From the entries below, copy every line that has the word "image".

_Entries shown_

══════════

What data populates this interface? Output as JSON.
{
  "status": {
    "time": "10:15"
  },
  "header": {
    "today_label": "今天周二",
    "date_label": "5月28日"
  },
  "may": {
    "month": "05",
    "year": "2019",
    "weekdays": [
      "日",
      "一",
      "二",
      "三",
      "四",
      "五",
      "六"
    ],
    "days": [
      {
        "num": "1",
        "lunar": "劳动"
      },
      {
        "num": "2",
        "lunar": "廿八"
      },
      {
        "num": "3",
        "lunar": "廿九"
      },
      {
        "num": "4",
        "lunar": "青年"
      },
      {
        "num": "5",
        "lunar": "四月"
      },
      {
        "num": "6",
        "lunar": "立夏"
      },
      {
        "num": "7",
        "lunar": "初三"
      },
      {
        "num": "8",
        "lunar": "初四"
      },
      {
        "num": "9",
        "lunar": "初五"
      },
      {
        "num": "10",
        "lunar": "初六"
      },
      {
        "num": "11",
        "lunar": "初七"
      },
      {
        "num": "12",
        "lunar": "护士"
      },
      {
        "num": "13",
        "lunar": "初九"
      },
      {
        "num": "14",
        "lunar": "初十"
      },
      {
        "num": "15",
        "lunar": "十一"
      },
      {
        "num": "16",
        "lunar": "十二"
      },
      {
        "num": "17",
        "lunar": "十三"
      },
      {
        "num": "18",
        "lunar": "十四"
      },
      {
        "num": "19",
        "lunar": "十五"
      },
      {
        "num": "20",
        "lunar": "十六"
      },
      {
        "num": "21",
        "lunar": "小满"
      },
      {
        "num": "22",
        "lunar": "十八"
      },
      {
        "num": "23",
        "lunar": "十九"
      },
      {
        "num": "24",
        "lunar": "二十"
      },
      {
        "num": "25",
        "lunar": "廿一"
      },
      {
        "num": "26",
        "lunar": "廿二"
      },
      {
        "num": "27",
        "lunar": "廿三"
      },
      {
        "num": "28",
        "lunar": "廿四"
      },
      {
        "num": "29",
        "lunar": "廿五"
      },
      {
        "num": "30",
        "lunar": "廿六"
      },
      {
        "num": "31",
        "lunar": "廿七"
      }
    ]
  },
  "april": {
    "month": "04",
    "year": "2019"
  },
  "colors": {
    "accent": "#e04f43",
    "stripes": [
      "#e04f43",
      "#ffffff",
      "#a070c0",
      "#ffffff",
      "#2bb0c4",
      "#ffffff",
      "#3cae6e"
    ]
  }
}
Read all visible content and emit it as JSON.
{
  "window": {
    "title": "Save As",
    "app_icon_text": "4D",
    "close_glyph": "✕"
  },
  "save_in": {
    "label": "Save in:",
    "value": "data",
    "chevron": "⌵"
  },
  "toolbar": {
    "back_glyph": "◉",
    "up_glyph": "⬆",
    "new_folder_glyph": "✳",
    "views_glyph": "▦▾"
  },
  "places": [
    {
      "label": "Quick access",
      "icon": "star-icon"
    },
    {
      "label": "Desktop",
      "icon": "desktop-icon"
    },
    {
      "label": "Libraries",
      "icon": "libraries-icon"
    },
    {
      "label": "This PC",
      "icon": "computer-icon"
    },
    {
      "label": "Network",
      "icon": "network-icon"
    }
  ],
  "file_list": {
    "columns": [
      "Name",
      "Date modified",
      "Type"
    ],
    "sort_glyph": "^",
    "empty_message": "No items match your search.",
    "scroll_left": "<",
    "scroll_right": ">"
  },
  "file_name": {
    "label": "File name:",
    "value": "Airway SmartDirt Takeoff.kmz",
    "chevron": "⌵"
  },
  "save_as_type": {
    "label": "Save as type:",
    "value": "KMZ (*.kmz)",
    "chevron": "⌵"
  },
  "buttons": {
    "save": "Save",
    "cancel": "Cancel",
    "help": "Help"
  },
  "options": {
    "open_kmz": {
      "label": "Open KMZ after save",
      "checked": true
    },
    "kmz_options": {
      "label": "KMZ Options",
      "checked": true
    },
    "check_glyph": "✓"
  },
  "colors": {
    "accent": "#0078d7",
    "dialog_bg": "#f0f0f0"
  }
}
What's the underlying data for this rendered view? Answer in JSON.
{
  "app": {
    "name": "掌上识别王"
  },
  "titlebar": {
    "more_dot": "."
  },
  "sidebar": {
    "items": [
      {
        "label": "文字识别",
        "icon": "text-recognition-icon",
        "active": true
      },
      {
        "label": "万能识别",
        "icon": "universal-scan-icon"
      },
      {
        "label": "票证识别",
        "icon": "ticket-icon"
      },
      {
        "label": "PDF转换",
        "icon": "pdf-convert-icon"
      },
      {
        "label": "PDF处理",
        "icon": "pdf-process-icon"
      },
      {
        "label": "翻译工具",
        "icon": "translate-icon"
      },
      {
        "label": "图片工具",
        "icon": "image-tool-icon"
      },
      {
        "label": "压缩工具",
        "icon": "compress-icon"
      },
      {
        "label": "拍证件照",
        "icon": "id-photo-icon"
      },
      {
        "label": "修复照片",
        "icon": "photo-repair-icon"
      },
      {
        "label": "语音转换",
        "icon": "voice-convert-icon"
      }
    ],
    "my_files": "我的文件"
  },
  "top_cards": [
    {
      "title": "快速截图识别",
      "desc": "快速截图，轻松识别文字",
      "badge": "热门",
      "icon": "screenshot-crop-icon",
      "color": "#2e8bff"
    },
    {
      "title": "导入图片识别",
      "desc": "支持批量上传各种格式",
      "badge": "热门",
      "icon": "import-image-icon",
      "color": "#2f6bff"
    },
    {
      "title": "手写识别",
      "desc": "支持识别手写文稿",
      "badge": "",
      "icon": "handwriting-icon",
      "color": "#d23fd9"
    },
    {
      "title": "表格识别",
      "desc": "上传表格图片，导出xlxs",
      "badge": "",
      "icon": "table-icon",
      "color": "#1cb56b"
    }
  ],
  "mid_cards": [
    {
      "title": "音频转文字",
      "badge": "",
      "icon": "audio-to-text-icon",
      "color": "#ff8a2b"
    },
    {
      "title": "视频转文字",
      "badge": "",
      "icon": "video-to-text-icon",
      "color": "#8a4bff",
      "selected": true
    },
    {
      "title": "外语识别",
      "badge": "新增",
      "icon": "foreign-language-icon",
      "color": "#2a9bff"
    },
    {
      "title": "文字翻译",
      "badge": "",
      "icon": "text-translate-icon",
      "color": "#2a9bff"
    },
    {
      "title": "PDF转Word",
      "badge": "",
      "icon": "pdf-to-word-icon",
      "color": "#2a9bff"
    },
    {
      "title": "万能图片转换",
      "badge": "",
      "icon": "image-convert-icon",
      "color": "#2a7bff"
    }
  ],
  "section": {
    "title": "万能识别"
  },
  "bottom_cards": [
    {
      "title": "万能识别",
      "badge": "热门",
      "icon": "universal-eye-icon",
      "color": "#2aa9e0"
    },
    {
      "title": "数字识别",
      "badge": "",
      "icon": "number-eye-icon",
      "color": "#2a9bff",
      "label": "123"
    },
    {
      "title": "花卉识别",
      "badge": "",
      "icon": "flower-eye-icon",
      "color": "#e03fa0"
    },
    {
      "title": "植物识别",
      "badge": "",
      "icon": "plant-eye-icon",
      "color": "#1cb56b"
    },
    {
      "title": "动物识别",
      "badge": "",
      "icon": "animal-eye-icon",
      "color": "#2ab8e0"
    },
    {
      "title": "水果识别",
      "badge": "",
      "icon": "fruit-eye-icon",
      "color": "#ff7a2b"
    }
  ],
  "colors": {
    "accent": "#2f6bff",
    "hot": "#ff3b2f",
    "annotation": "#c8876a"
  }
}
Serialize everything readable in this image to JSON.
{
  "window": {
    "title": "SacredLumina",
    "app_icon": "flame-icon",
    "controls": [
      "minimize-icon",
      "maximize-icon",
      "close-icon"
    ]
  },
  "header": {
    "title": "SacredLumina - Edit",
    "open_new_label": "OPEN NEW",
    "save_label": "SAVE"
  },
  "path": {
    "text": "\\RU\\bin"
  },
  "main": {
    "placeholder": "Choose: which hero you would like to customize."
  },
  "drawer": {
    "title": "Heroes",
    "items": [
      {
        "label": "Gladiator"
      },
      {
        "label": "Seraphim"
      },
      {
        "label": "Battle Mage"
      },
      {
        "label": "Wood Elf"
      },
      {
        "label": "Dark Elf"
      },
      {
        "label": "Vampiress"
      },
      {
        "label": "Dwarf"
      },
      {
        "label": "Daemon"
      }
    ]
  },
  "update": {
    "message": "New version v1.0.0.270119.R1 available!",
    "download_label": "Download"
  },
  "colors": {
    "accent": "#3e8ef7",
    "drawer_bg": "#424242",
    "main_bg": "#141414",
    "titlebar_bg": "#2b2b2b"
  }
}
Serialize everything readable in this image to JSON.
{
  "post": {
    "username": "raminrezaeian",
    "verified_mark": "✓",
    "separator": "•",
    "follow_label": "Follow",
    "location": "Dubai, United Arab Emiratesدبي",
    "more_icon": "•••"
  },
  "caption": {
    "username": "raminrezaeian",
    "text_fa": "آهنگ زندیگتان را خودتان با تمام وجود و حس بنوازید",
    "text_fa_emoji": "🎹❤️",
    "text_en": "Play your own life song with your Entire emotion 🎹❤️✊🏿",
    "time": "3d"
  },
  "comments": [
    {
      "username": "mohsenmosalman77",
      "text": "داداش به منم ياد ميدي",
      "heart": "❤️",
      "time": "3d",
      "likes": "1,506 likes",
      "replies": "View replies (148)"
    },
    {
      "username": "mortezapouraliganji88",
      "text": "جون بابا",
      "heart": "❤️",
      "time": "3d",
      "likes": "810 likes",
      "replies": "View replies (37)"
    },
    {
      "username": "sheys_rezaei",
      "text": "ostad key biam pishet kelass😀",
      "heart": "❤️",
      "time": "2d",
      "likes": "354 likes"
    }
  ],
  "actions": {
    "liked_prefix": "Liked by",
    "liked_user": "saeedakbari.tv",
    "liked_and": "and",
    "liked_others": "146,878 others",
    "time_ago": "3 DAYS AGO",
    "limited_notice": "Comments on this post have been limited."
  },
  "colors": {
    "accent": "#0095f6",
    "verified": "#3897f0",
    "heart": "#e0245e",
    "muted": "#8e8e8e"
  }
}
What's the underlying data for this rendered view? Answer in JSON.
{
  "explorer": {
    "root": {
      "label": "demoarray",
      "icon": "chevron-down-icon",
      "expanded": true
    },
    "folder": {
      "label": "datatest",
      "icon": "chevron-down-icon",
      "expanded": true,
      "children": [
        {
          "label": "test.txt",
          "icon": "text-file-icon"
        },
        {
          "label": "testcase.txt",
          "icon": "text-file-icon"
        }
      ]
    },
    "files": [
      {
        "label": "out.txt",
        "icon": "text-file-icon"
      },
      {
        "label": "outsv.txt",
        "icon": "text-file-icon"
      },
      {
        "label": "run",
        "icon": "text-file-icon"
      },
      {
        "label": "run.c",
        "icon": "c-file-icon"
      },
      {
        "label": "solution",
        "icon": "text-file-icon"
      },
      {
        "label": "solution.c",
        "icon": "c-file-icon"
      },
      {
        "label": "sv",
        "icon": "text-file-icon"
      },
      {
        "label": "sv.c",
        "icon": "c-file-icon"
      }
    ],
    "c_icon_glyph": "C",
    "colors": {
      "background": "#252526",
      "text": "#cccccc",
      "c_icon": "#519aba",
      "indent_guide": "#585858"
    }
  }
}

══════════

_Reply to the exercise_
        "icon": "image-tool-icon"
      "icon": "import-image-icon",
      "icon": "image-convert-icon",
Serialize everything readable in this image to JSON.
Serialize everything readable in this image to JSON.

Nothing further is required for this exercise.